On the other hand, Jesus also calls us to believe the good news of God and His gracious kingly rule. By believing, we receive pardon from sin and access to the Father’s grace as His royal sons and daughters; we become receivers of God and His good gifts to us. This reception does not just happen initially at the beginning of our journey or occasionally when we need a hand. Our whole life as disciples is a process of receiving grace upon grace from God the Father.
God deals with us in a strange way as we travel on our course here on earth. Little by little He strips us down until we are left with nothing except our bare, fragile human soul, a soul that relies on Him utterly for its existence. Then He strips us of our soul in death. He takes away everything that we have in order to give us everything that He has in store for us. His purpose in this gradual demolition of us is to give Himself ever more fully to us and to bless us in the heavenly realms with every spiritual blessing in Christ (Ephesians 1:3). He brings us through the darkness of dying and death with Jesus to usher us completely into the light of His radiant face.

Grace Upon Grace by John W. Kleinig
P. 34-35

Jesus “enveloped you in His merciful salvation…” Sasse

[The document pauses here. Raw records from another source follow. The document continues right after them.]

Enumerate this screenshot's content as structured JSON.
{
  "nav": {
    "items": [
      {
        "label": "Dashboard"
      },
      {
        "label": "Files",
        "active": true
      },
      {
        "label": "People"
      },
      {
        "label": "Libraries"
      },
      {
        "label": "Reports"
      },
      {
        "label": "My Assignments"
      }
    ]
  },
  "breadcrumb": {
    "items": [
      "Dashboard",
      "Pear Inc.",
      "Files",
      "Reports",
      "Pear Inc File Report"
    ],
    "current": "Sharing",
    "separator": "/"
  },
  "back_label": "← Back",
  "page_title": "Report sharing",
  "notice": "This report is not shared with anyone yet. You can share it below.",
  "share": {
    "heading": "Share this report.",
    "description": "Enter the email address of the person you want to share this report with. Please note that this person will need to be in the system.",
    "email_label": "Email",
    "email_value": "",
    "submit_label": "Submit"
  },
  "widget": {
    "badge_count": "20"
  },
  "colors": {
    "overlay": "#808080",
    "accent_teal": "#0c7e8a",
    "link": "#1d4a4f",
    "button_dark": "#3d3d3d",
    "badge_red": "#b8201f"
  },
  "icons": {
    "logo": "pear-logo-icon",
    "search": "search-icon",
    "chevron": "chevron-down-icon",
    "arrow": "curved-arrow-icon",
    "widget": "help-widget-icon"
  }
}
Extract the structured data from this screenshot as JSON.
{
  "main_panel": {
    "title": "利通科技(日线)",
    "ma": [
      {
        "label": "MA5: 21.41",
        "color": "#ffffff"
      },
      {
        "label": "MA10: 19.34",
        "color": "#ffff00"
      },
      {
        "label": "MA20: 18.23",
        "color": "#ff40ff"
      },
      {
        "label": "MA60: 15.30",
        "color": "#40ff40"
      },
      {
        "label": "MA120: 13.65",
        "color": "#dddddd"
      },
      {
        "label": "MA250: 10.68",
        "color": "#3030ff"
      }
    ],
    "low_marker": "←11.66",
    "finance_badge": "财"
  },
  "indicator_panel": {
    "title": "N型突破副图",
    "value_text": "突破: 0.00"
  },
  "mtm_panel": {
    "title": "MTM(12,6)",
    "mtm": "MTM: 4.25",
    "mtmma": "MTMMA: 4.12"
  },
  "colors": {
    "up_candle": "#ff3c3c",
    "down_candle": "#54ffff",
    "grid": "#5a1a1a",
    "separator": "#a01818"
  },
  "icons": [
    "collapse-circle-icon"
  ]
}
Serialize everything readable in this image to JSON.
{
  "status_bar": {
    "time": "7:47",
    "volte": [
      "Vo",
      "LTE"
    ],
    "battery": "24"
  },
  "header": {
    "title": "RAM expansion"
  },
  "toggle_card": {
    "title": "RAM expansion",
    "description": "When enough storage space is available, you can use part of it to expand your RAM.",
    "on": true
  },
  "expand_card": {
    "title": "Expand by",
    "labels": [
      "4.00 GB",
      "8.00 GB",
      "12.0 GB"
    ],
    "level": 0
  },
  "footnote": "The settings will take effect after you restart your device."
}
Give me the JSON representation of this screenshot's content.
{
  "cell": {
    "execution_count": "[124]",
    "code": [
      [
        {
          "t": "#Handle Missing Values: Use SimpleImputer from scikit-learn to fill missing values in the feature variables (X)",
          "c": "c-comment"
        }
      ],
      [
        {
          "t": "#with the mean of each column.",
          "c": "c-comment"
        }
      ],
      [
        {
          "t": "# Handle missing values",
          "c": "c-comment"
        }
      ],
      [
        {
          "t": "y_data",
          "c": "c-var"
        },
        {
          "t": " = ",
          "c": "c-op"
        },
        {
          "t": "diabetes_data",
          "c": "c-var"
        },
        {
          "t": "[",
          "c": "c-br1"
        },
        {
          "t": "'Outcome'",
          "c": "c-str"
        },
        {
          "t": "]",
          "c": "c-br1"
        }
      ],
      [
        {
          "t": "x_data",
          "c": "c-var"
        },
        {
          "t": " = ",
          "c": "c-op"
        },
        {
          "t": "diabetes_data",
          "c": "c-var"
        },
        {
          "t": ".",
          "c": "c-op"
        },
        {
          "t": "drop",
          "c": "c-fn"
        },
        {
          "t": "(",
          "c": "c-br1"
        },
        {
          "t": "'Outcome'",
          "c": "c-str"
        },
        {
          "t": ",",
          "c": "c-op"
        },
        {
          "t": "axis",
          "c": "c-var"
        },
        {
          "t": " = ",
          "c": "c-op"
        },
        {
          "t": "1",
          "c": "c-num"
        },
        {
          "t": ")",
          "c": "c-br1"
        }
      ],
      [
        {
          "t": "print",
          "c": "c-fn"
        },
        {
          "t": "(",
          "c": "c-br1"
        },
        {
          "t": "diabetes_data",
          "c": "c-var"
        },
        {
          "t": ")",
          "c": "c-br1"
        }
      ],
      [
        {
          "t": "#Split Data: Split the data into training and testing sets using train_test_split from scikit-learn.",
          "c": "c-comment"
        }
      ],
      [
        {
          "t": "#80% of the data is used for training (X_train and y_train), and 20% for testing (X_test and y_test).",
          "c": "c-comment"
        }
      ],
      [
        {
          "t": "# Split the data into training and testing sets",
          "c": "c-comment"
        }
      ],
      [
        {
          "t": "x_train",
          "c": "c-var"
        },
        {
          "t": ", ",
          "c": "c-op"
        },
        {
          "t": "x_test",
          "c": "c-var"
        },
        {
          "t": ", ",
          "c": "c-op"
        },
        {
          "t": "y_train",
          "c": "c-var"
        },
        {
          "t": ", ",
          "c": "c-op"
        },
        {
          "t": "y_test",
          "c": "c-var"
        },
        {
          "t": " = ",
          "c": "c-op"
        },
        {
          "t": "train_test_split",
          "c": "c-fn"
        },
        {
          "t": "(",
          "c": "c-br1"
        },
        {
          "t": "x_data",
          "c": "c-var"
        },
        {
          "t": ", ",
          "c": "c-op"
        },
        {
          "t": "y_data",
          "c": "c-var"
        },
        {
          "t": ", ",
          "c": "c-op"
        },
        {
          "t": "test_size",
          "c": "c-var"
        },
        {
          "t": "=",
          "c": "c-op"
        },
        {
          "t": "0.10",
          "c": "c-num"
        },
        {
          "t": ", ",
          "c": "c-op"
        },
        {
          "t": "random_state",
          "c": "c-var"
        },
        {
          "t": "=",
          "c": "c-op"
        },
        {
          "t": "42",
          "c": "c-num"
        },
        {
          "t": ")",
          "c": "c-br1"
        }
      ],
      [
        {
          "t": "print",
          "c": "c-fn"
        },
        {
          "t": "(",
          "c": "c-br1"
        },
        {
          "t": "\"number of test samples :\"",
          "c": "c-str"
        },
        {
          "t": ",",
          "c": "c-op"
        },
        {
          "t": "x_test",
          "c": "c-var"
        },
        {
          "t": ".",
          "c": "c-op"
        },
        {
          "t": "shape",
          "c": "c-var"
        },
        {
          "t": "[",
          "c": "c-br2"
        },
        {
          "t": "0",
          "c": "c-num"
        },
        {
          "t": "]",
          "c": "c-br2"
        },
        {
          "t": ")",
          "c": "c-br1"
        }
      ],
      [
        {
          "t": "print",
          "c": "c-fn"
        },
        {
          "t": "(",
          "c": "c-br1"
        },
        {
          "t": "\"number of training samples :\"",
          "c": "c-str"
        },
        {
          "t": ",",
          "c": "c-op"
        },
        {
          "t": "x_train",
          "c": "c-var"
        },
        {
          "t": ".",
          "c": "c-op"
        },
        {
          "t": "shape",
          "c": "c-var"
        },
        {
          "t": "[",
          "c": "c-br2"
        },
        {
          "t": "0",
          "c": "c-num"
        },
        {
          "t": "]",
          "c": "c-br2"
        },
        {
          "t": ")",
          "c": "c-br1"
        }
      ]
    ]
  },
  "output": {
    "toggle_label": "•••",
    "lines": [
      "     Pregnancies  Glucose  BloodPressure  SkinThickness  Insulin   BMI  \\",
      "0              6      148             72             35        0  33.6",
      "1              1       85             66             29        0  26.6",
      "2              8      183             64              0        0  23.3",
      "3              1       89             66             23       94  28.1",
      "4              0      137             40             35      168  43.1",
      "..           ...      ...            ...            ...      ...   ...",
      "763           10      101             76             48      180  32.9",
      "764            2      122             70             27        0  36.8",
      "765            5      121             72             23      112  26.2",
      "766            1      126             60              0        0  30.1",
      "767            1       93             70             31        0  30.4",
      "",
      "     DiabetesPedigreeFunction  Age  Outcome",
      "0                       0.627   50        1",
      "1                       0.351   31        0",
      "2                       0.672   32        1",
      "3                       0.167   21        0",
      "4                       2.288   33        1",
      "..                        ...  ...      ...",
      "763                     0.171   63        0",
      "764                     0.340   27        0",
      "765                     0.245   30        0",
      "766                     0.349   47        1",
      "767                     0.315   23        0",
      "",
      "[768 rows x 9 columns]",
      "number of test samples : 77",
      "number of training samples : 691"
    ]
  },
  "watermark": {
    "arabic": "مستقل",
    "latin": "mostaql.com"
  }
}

God’s holy people: that is the Church of Christ in the world. That was the Church in the days of the apostles. That was every chosen stranger in Asia Minor, the small congregations who lived amongst the distractions of the great Roman Empire. God’s holy people, that is the Church of Christ today. And we belong to this Church. Therefore we will remember the last exhortation of our Epistle: Forget not, that you have been redeemed? “Knowing that you were ransomed from the futile ways inherited from your forefathers, not with perishable things such as silver or gold, but with the precious blood of Christ, like that of a lamb without blemish or spot. He was foreknown before the foundation of the world but was made manifest in the last times for the sake of you who through him are believers in God, who raised him from the dead and gave him glory, so that your faith and hope are in God” [1 Pet. 1:18-21]. You are redeemed. Soul, forget that not! God had foreknown that he, as the lamb without blemish or spot, would bear all the sin of the world. God had chosen you, faithful soul. As his beloved Son wandered about the earth, there he enveloped you in his merciful salvation, as he carried the arduous burdens of calling everyone to him. And then he also thought of you when he cried, “It is finished” [John 19:30]. And when you were baptized, the heavenly Father called you by your name and had given all of you everything that Jesus Christ had acquired for you, and these commitments remain to stay. And when you leave him, the door to the Father’s house is still open to you. Heaven and earth shall pass away, but the Word of his mercy never fades, and trusitng in this Word you may rejoice:

O wonder love, who chose me
Before the world began
And me to your children counted
For whom you the kingdom ordered
O father’s hand, o mercy’s desire
Who in the book of life did me write!*

Hermann Sasse “Witness: Erlanged Sermons and Essays for the Church 1933-1944
trans. Bror Erickson
Sermon for Oculi: Feb. 28, 1937 on 1 Peter 1:13-21
p. 97-99

* O Wunderliebe, die mich wähtle vor allem Anbeginn der Welt.